A consortium of media and civil society protects child rights
Yogesh Vajpeyi, Lucknow
India's most populous state Uttar Pradesh (UP) is home to 183 million people. Nearly 82.5 million of these are children below the age of 14.Of around 54, 00,000 children born here each year, 450,000 infants die before they are one year old and 275,000 infants do not even live for a month. With nearly 54 percent of the population living in poverty, the children who survive, face other problems. Yet, the State has no policy for Children. There is no Commission for Protection of Child Rights.
Now, a consortium of media and civil society organizations working for children's rights in UP has decided to change the situation..
"We are determined to bring the issue of Child Rights in the mainstream of the state government's policy through policy advocacy and capacity building of stakeholders,' says Sachi Singh, Convenor of Media Development Partners Action Group on Child Protection.
The Innovative group, working in Uttar Pradesh since May 2006, comprises around two dozen representatives of the media, development related organizations and NGOs.
NGOs/ Development organizations have rich field experience, and know the issues, the problems and the bottlenecks in implementing the Child Rights agenda. But they lack expertise in campaigning for the issue and have little media capacity. The media, on the other, is a powerful force, showing an increasing appetite for developmental stories. But it often lacks in-depth understanding of the issues.
UNICEF has helped them come under one banner for a common cause. "We thought of bringing them together to jointly create awareness and action on issues related Child Protection” says Prosun Sen, Communication Officer, UNICEF, UP.
Last November, the members submitted a memorandum to UP Chief Minister Mayawati, demanding the establishment of a State Child Rights Commission and the formation of a Child Policy for the state.
They also demanded the setting up of a Child Welfare Fund to finance programmes related to health, education and rehabilitation of children. They lobbied for at least 10 percent of the MP/MLA Local Area development funds for child protection and child welfare.
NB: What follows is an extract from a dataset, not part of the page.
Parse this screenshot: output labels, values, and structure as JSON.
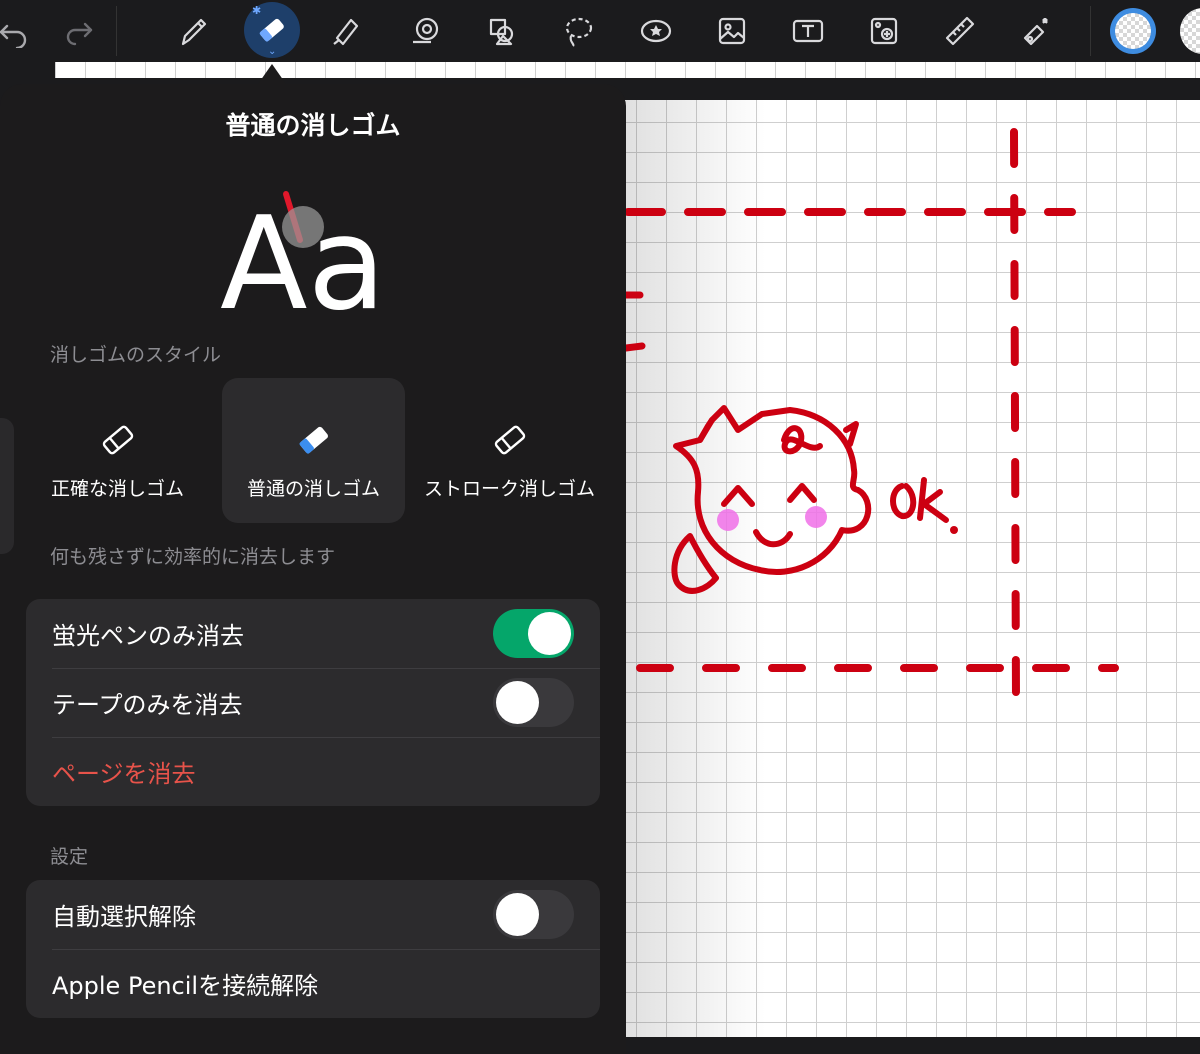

"We received an encouraging response from the state government, and top officials asked for more concrete suggestions," says Sudhir Mishra, a development journalist and an active member of the group.
The Consortium is working on issues related to birth registration, juvenile justice and female foeticide. It is supporting "Mission Protection Project'' launched by UNICEF, Department of Women and Child Development and Ehsas, a local NGO..
Field trips of the Consortium have resulted in explosive media coverage of issues related to juvenile justice, missing and trafficked children.
"The initiative has resulted in a noticeable rise in the quantity and quality of reporting on children's issues in the state, building constructive pressure on the government," says Dr Neelam Singh of Vatsalya, an active member of the Action Group.